| Exercise details |
Go line by line through the records below. Copy whichever lines contain the string "value".

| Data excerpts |
━━━━━━━━━━━━━━━━━━━━━━━━━━━━━━

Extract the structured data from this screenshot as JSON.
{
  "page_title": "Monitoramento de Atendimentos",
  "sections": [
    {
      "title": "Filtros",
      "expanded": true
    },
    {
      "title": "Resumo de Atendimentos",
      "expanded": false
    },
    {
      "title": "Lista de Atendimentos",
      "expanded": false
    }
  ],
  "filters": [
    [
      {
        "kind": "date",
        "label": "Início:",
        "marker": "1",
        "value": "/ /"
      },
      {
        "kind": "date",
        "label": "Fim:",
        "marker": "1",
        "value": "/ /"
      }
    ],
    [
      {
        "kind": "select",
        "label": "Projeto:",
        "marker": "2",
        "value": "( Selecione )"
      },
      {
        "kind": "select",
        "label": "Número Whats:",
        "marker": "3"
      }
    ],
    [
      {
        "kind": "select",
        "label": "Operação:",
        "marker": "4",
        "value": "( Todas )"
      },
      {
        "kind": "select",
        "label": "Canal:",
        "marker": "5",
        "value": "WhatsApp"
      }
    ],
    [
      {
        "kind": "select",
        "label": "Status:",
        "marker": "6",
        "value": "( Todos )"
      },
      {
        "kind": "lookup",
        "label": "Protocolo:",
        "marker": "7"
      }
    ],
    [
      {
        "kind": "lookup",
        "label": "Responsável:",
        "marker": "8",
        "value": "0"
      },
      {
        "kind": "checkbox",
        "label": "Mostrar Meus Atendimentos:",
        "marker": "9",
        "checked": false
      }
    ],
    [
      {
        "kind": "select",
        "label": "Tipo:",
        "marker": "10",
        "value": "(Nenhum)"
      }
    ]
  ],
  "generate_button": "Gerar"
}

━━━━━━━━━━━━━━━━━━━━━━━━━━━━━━

| Reply |
        "value": "/ /"
        "value": "/ /"
        "value": "( Selecione )"
        "value": "( Todas )"
        "value": "WhatsApp"
        "value": "( Todos )"
        "value": "0"
        "value": "(Nenhum)"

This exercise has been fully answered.